Items from an interface collection
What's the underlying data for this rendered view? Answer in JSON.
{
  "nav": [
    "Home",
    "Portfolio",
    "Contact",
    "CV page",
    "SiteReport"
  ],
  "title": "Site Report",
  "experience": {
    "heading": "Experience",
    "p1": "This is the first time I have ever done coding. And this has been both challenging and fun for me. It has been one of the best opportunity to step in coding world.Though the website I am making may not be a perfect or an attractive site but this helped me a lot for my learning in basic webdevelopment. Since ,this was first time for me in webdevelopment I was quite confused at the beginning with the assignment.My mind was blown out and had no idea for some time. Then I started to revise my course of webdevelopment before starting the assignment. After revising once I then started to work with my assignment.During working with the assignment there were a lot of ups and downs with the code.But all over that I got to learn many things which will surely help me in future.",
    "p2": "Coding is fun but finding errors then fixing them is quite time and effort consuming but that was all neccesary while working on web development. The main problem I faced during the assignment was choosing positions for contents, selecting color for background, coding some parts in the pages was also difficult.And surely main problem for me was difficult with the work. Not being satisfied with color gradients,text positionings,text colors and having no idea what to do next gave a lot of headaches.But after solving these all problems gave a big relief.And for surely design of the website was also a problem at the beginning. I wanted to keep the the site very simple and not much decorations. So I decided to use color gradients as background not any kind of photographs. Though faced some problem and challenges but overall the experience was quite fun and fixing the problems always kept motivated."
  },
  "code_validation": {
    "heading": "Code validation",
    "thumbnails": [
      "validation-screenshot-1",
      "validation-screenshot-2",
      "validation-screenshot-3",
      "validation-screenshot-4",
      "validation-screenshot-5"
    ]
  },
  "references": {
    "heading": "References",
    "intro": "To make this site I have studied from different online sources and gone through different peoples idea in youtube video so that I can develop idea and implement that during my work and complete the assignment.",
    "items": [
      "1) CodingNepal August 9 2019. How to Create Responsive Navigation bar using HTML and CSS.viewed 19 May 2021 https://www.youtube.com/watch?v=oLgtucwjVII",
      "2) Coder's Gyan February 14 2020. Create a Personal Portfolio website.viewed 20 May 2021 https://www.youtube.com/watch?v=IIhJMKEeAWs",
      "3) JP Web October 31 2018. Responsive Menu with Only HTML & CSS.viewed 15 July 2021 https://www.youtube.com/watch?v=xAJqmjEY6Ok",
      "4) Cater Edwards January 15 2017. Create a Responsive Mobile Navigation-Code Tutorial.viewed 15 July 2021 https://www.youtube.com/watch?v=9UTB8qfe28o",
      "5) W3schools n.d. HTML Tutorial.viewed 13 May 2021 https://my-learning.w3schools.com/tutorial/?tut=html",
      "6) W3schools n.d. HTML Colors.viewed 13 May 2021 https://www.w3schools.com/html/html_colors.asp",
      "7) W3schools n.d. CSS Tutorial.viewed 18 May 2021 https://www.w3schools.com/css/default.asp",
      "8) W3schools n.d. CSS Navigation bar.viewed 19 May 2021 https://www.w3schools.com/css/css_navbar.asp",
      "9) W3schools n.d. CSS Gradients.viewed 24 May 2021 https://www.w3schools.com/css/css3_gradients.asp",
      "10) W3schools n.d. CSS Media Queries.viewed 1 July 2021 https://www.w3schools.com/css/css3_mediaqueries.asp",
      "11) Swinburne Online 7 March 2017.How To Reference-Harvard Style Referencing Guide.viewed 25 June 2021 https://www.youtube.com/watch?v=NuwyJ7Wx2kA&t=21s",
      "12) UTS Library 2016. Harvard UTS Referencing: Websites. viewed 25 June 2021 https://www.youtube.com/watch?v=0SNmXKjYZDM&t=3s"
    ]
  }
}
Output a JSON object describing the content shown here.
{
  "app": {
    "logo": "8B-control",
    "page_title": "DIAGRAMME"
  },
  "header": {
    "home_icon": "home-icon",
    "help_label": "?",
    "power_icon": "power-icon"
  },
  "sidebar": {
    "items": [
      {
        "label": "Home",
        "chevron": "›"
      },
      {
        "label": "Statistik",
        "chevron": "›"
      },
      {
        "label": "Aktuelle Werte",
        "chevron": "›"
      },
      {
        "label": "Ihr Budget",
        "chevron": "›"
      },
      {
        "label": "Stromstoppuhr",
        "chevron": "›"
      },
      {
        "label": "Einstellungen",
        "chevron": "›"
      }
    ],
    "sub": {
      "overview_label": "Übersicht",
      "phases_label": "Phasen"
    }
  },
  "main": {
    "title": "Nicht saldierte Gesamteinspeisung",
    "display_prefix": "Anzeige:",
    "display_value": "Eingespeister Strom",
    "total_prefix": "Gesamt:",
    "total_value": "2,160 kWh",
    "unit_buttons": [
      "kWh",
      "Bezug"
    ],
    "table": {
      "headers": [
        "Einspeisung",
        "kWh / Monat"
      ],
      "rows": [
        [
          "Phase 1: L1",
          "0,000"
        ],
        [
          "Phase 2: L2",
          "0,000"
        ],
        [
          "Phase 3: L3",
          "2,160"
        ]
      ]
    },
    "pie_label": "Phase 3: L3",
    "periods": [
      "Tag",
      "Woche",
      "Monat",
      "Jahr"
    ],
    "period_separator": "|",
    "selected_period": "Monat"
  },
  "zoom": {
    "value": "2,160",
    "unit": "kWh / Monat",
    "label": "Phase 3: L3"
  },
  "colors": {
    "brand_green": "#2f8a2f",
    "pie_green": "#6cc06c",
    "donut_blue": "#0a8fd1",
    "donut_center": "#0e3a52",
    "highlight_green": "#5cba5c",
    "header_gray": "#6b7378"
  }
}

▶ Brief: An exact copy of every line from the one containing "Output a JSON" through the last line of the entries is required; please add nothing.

▶ Result below:
Output a JSON object describing the content shown here.
{
  "app": {
    "logo": "8B-control",
    "page_title": "DIAGRAMME"
  },
  "header": {
    "home_icon": "home-icon",
    "help_label": "?",
    "power_icon": "power-icon"
  },
  "sidebar": {
    "items": [
      {
        "label": "Home",
        "chevron": "›"
      },
      {
        "label": "Statistik",
        "chevron": "›"
      },
      {
        "label": "Aktuelle Werte",
        "chevron": "›"
      },
      {
        "label": "Ihr Budget",
        "chevron": "›"
      },
      {
        "label": "Stromstoppuhr",
        "chevron": "›"
      },
      {
        "label": "Einstellungen",
        "chevron": "›"
      }
    ],
    "sub": {
      "overview_label": "Übersicht",
      "phases_label": "Phasen"
    }
  },
  "main": {
    "title": "Nicht saldierte Gesamteinspeisung",
    "display_prefix": "Anzeige:",
    "display_value": "Eingespeister Strom",
    "total_prefix": "Gesamt:",
    "total_value": "2,160 kWh",
    "unit_buttons": [
      "kWh",
      "Bezug"
    ],
    "table": {
      "headers": [
        "Einspeisung",
        "kWh / Monat"
      ],
      "rows": [
        [
          "Phase 1: L1",
          "0,000"
        ],
        [
          "Phase 2: L2",
          "0,000"
        ],
        [
          "Phase 3: L3",
          "2,160"
        ]
      ]
    },
    "pie_label": "Phase 3: L3",
    "periods": [
      "Tag",
      "Woche",
      "Monat",
      "Jahr"
    ],
    "period_separator": "|",
    "selected_period": "Monat"
  },
  "zoom": {
    "value": "2,160",
    "unit": "kWh / Monat",
    "label": "Phase 3: L3"
  },
  "colors": {
    "brand_green": "#2f8a2f",
    "pie_green": "#6cc06c",
    "donut_blue": "#0a8fd1",
    "donut_center": "#0e3a52",
    "highlight_green": "#5cba5c",
    "header_gray": "#6b7378"
  }
}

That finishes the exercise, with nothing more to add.